--- START ---
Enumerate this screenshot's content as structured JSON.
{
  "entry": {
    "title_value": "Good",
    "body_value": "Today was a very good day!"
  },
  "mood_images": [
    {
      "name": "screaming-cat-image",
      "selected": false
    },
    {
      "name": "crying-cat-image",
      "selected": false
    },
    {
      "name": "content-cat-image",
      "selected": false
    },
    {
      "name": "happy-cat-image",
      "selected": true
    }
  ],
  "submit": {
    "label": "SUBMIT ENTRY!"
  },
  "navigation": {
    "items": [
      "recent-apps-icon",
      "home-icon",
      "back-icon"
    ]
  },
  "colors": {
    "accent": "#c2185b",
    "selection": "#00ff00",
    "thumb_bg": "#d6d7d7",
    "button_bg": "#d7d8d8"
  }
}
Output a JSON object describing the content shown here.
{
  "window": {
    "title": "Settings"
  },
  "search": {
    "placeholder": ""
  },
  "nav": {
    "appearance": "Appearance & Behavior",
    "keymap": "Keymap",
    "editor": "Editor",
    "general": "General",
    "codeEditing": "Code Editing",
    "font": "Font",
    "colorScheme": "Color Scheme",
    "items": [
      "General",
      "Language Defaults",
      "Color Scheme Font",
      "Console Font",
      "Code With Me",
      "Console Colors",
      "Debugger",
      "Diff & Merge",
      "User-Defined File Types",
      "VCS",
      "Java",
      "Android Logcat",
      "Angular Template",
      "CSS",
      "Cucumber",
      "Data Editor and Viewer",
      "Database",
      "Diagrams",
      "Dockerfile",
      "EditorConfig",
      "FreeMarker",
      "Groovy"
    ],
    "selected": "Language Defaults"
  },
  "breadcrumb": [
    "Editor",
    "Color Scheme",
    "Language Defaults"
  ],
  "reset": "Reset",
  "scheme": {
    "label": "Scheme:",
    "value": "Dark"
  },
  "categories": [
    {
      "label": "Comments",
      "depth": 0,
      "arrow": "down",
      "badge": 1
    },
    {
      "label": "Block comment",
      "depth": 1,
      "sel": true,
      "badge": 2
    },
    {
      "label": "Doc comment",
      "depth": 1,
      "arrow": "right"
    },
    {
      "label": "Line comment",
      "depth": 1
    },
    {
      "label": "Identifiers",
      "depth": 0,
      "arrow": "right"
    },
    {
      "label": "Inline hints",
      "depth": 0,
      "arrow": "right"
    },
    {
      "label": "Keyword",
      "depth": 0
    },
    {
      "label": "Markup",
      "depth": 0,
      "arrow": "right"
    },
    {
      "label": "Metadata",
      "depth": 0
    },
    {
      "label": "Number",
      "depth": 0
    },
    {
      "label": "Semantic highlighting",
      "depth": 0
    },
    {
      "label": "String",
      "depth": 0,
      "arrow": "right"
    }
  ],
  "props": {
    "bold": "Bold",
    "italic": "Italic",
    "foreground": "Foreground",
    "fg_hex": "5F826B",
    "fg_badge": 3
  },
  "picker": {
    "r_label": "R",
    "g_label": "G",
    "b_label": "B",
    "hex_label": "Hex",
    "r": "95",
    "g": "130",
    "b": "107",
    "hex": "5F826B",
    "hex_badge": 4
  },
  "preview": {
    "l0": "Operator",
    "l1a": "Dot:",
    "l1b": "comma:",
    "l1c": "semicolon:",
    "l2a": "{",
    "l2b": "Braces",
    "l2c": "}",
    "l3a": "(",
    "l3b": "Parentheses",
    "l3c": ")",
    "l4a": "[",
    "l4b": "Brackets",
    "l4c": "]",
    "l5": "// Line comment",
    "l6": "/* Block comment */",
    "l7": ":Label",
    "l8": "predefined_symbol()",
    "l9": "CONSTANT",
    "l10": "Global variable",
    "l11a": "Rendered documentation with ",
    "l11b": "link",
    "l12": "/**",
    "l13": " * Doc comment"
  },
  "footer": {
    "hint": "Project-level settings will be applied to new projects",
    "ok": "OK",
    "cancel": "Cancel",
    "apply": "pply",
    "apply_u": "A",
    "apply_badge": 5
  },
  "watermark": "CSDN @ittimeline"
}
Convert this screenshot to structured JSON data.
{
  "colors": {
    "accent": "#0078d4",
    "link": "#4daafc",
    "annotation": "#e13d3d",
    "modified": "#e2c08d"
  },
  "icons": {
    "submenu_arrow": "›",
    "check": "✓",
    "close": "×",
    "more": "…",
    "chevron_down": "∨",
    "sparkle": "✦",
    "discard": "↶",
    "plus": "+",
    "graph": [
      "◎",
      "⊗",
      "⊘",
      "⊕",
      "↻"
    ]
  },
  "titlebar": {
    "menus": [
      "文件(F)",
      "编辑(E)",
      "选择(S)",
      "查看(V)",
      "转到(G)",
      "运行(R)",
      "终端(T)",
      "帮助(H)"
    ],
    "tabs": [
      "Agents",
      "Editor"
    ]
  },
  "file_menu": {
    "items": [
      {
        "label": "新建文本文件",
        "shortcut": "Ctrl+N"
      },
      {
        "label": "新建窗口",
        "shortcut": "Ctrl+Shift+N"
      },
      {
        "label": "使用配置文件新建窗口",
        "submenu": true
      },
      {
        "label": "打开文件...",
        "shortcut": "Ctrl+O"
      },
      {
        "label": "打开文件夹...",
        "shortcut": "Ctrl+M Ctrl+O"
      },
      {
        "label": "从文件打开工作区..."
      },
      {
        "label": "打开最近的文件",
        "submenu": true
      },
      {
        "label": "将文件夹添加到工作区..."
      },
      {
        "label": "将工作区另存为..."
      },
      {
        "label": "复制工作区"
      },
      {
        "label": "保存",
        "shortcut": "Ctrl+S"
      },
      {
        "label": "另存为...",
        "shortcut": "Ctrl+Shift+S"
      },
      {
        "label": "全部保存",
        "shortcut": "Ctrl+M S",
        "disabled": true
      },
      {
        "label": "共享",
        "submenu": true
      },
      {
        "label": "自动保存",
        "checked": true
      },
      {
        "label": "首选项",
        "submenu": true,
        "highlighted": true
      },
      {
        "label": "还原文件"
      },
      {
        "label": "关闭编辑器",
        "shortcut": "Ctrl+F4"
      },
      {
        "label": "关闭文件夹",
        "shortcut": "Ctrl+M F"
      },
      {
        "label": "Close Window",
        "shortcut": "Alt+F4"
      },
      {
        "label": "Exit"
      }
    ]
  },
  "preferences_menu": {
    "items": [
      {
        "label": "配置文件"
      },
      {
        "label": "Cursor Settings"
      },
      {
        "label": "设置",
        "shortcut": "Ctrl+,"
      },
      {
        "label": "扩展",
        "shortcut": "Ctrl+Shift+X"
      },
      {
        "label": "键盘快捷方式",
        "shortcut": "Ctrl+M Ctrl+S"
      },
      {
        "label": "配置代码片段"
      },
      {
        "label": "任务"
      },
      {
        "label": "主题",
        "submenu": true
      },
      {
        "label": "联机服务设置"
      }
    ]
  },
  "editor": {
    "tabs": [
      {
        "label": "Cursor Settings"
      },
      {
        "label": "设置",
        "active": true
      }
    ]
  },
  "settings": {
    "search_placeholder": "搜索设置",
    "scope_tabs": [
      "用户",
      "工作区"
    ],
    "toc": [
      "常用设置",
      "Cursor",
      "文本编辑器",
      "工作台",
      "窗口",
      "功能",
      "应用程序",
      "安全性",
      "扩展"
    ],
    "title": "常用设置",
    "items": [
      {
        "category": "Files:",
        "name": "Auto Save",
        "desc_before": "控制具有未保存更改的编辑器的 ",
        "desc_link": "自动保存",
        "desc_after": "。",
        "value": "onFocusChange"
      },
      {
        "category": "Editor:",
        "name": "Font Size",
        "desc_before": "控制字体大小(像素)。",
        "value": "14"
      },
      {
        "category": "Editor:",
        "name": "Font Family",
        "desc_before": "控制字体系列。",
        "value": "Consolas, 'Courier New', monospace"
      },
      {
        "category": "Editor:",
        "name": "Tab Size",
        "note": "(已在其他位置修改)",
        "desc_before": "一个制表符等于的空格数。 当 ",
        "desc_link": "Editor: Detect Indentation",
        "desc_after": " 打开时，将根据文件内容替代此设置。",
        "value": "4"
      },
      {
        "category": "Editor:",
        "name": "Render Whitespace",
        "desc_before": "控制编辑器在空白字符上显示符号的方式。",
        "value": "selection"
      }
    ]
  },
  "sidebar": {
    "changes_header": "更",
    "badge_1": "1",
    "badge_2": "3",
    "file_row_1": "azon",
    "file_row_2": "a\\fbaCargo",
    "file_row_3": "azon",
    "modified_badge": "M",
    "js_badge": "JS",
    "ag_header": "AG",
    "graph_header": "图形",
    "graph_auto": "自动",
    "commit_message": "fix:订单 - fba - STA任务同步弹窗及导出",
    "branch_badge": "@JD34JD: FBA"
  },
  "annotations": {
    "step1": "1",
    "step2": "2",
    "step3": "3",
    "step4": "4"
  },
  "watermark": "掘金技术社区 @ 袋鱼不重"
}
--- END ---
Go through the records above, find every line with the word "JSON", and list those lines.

§ **Solved problem**:
Enumerate this screenshot's content as structured JSON.
Output a JSON object describing the content shown here.
Convert this screenshot to structured JSON data.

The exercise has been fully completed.